Exercise brief: Scan the entries for the word "period" and return every line that has it.
*** Begin section ***
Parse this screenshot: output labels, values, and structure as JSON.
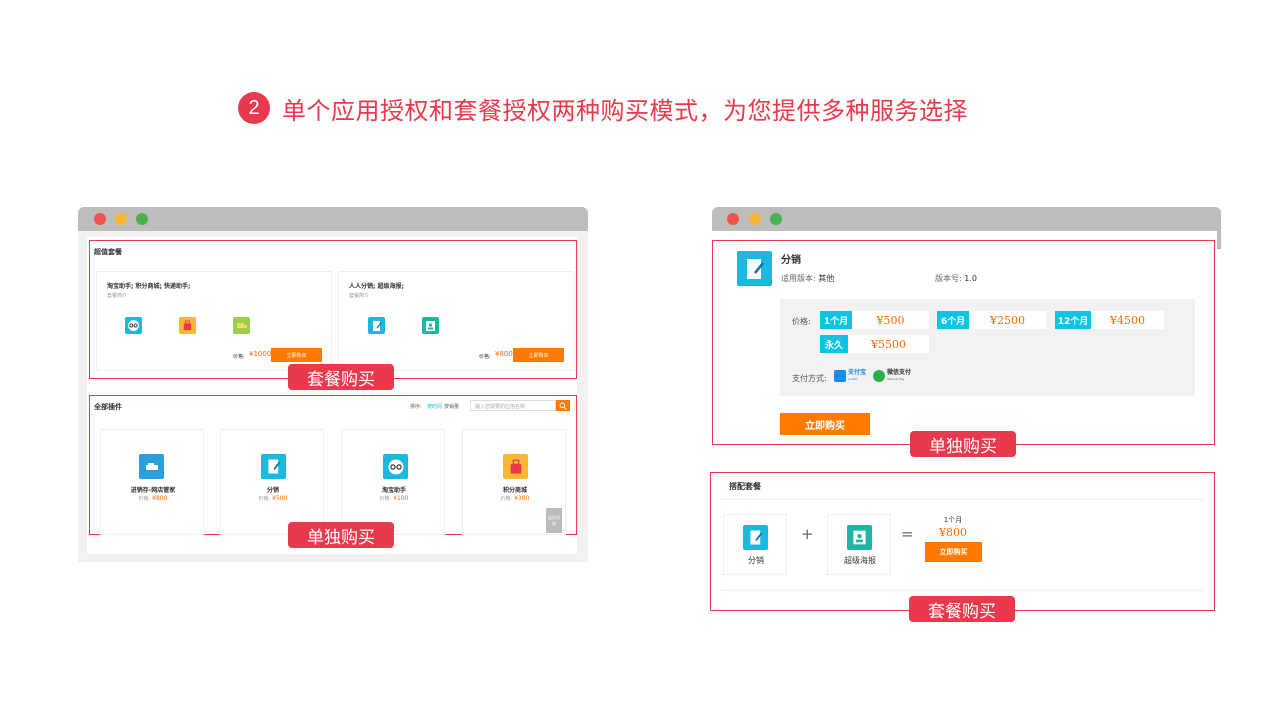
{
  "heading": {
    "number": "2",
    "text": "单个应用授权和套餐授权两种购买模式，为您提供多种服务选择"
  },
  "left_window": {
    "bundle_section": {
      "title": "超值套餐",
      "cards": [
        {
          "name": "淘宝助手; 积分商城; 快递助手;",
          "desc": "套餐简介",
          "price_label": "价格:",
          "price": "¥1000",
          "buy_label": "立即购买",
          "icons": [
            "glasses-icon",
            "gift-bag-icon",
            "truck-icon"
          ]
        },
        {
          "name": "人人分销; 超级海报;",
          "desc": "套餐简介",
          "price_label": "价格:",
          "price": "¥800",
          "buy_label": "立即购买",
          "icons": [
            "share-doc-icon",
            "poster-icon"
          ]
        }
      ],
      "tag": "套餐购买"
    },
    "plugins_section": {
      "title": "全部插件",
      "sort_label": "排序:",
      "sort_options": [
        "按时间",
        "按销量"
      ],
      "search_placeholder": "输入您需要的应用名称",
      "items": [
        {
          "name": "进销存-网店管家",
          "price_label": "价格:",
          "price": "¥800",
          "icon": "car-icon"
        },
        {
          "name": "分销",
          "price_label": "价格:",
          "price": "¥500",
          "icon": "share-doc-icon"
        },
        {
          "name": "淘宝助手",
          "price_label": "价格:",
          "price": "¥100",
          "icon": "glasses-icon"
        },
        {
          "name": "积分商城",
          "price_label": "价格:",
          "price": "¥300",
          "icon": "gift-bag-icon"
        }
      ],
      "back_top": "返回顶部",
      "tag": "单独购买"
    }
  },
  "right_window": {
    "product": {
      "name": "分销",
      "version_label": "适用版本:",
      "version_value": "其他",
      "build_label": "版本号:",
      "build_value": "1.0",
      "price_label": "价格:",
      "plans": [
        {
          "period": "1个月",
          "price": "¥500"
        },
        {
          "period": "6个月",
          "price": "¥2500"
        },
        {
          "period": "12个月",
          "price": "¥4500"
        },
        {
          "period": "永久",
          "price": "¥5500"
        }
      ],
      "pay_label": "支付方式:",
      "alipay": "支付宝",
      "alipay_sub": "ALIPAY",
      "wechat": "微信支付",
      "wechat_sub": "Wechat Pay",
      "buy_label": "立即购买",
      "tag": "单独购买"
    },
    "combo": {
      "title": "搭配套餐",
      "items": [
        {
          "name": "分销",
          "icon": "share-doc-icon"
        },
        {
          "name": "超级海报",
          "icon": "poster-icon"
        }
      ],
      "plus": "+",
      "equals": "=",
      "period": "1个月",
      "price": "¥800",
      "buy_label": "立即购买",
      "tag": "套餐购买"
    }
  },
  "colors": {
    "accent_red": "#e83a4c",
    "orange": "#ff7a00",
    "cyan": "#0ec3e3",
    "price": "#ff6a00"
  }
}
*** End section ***
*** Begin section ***
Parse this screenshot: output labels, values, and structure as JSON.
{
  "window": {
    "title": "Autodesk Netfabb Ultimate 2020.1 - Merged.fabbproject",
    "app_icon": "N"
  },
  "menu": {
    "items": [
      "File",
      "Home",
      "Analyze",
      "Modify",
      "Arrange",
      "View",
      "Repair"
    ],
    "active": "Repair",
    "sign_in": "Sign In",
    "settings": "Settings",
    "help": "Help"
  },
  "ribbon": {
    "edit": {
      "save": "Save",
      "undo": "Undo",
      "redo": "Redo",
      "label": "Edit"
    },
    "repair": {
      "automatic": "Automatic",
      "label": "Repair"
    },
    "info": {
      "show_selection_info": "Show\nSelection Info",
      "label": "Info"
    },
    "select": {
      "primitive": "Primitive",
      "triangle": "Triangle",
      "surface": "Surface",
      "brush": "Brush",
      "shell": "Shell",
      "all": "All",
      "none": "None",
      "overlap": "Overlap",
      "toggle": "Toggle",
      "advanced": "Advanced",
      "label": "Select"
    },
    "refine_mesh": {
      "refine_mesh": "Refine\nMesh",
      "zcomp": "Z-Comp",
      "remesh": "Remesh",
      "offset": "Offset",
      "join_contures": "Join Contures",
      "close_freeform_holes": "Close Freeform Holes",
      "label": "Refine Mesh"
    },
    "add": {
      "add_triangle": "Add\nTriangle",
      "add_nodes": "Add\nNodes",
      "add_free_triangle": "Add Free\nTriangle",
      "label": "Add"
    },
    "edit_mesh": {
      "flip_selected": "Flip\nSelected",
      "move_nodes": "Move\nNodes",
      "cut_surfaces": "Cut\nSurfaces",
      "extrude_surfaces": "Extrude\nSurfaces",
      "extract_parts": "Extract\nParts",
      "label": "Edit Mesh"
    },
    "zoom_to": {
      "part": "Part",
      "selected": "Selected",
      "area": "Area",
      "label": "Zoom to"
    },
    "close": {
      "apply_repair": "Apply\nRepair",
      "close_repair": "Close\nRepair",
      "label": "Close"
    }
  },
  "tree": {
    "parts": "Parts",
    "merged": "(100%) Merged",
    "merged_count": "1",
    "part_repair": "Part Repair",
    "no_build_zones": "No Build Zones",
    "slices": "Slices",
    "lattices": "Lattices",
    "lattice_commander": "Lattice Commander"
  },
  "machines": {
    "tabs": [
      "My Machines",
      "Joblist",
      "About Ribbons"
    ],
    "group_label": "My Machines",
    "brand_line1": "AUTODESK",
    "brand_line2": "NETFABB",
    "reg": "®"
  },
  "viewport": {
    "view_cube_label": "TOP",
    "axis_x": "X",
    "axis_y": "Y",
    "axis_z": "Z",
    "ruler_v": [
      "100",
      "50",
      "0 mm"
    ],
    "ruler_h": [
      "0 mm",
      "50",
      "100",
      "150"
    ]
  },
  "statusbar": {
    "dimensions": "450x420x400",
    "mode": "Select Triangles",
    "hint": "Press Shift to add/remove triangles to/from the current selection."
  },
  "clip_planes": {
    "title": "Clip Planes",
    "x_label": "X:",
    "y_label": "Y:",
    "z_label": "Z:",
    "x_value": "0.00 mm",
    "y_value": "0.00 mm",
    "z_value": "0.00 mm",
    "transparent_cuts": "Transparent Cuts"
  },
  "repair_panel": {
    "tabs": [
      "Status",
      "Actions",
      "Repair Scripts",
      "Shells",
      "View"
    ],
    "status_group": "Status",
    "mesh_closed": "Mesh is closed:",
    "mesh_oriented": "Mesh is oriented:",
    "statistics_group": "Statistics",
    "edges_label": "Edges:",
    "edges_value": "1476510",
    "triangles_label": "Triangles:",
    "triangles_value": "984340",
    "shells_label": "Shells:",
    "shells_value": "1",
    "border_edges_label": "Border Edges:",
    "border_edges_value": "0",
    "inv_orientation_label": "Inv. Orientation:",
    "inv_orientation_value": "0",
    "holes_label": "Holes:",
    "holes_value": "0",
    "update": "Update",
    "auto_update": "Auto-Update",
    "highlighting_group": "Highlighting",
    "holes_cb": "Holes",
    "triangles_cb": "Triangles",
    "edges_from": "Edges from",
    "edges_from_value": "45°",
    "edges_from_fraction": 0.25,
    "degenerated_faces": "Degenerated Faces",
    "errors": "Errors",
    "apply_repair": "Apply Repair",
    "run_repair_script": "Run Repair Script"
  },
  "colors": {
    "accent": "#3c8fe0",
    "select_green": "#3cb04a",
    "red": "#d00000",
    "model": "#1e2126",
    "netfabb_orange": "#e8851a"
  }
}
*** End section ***
Task solution:
          "period": "1个月",
          "period": "6个月",
          "period": "12个月",
          "period": "永久",
      "period": "1个月",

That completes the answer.